New Canfield Library Opens to Public Today
CANFIELD, Ohio – Bailey Mellon clearly was enjoying her morning outing with her grandfather, Jim Bowser.
“Whee!” the 3-year-old girl from Girard exclaimed as she slid headfirst down a sliding board in the Public Library of Youngstown & Mahoning County’s expanded Canfield branch. From there she headed to the nearby balance beam in the play area, where she did “gymnastics,” and then back to a playhouse area, where she played with hand puppets.
“I like it,” she said of the new library. She also likes to read books, especially about animals.
Bowser, who lives in Liberty, works in the public library’s maintenance department. He brought his granddaughter Friday to the library system’s newly renovated Canfield branch during its media preview.
The branch opens to the public today, with a ribbon-cutting and dedication set for 11 a.m. Saturday.
The new Canfield branch is designed to accommodate patrons younger than Bowser’s granddaughter through those in their golden years, when they might want to sit in the library’s community living room and read quietly or drink coffee and socialize.
The former Canfield branch circulated more per square foot than any other branch in the Public Library of Youngstown & Mahoning County’s system “so it was really outgrowing its space,” said Heidi Daniel, executive director. At 18,514 square feet, the new Canfield branch is more than three times the size of the 5,104-square-foot building it replaced.
“We have a large collection, around 65,000 items. We have a teen area. We have a children’s area. Yet the building manages to feel both large and open and warm and welcoming at the same time,” Daniel remarked.
“It’s exciting that we have a beautiful building like this,” said Linda Kucalaba, supervisor of the branch.
The library is laid out “to facilitate as our patrons move from infancy when you’re trying to build those early literacy building blocks,” said Judge Mary DeGenaro of the Seventh District Court of Appeals, who serves on the library’s board of trustees. The play area is “designed toward building those literacy skills without even realizing it, and developing a relationship with the library,” she continued.

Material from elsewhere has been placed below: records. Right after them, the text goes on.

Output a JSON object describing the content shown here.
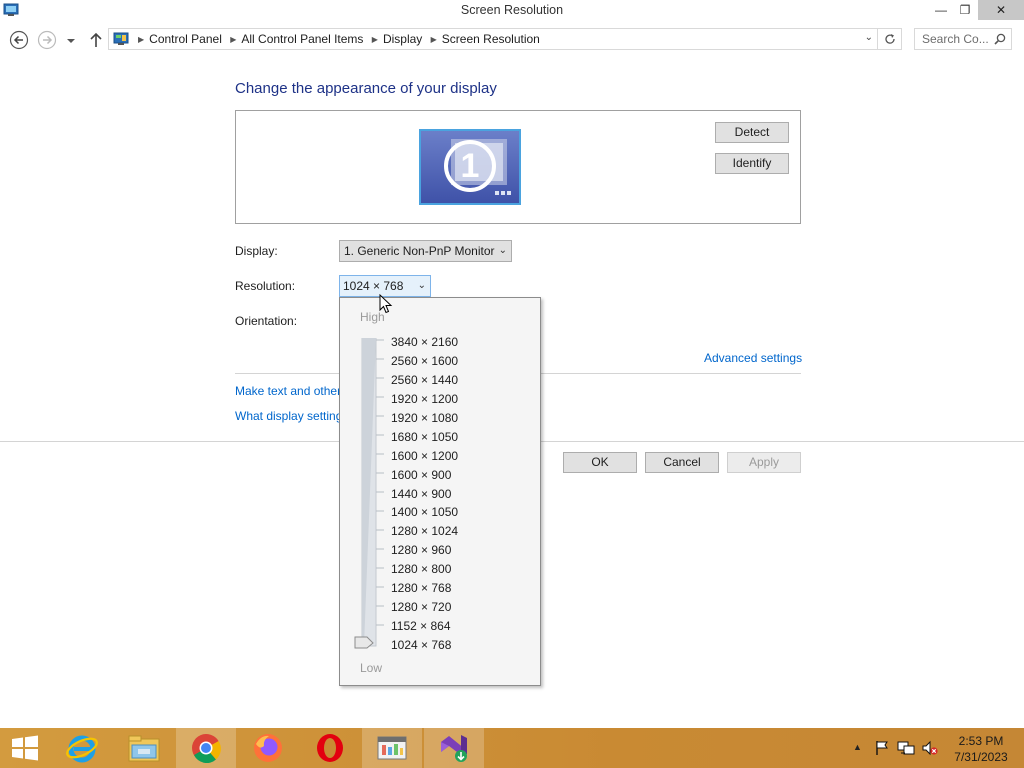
{
  "window": {
    "title": "Screen Resolution",
    "controls": {
      "minimize": "—",
      "maximize": "❐",
      "close": "✕"
    }
  },
  "address_bar": {
    "breadcrumbs": [
      "Control Panel",
      "All Control Panel Items",
      "Display",
      "Screen Resolution"
    ],
    "search_placeholder": "Search Co..."
  },
  "main": {
    "heading": "Change the appearance of your display",
    "monitor_number": "1",
    "detect_label": "Detect",
    "identify_label": "Identify",
    "display_label": "Display:",
    "display_value": "1. Generic Non-PnP Monitor",
    "resolution_label": "Resolution:",
    "resolution_value": "1024 × 768",
    "orientation_label": "Orientation:",
    "advanced_link": "Advanced settings",
    "link_text_size": "Make text and other",
    "link_which_settings": "What display setting",
    "ok_label": "OK",
    "cancel_label": "Cancel",
    "apply_label": "Apply"
  },
  "resolution_popup": {
    "high_label": "High",
    "low_label": "Low",
    "options": [
      "3840 × 2160",
      "2560 × 1600",
      "2560 × 1440",
      "1920 × 1200",
      "1920 × 1080",
      "1680 × 1050",
      "1600 × 1200",
      "1600 × 900",
      "1440 × 900",
      "1400 × 1050",
      "1280 × 1024",
      "1280 × 960",
      "1280 × 800",
      "1280 × 768",
      "1280 × 720",
      "1152 × 864",
      "1024 × 768"
    ],
    "selected_index": 16
  },
  "taskbar": {
    "apps": [
      "internet-explorer-icon",
      "file-explorer-icon",
      "chrome-icon",
      "firefox-icon",
      "opera-icon",
      "control-panel-icon",
      "visual-studio-installer-icon"
    ],
    "time": "2:53 PM",
    "date": "7/31/2023",
    "accent": "#d39b3f"
  },
  "colors": {
    "heading": "#1e3287",
    "link": "#0066cc",
    "select_focus": "#e5f1fb"
  }
}
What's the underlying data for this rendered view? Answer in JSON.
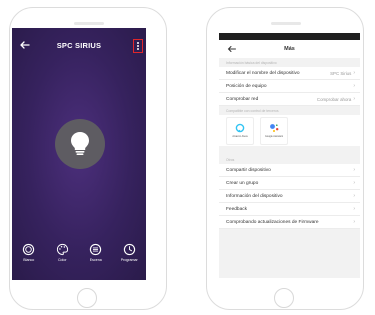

“Although that area just looks like a whole lot of fun, it’s actually a space where every area has a specific learning outcome,” Daniel affirmed. “Children learn through play so we have that area designed for that. We don’t have anything like it in our other buildings.”
The Canfield branch, which cost $5.3 million to build and equip, features areas with age-appropriate materials for teens and adults, along with a community room and two smaller meeting rooms.
“One of them will have a Media:Scape table,” Daniel said. “It’s a co-working table where I can show you on the screen at the end of the table what’s on my laptop and we can work together in that way.”
Because the stacks and workstations are movable “we’re not locked into a particular floor plan,” DeGenaro noted. The branch, like several others in the system, also features self-checkout stations for patrons.
“People use libraries differently than they did 30, 40 years ago, so we need to make things that make people want to come here,” said Debbie McCullough, deputy director.
Patrons “want to engage with their neighbors,’ not “just come here for books,” she added. “We’re trying to keep ourselves vital with all these different services.”
Library officials received input from the Canfield community about a decade ago, when planning for the branch began “through right before we broke ground,” Daniel said. Among the ideas incorporated into the branch as a result of those discussions is the community living room at the main entrance of the library.
The branch also was designed to maximize nearby greenspace, DeGenaro said, with walkways leading to the Green and city and school buildings.” Canfield is one of those branches like Poland that was a very high pedestrian branch,” she said.
Pictured: Heidi Daniel, executive director of Public Library of Youngstown & Mahoning County.
Copyright 2024 The Business Journal, Youngstown, Ohio.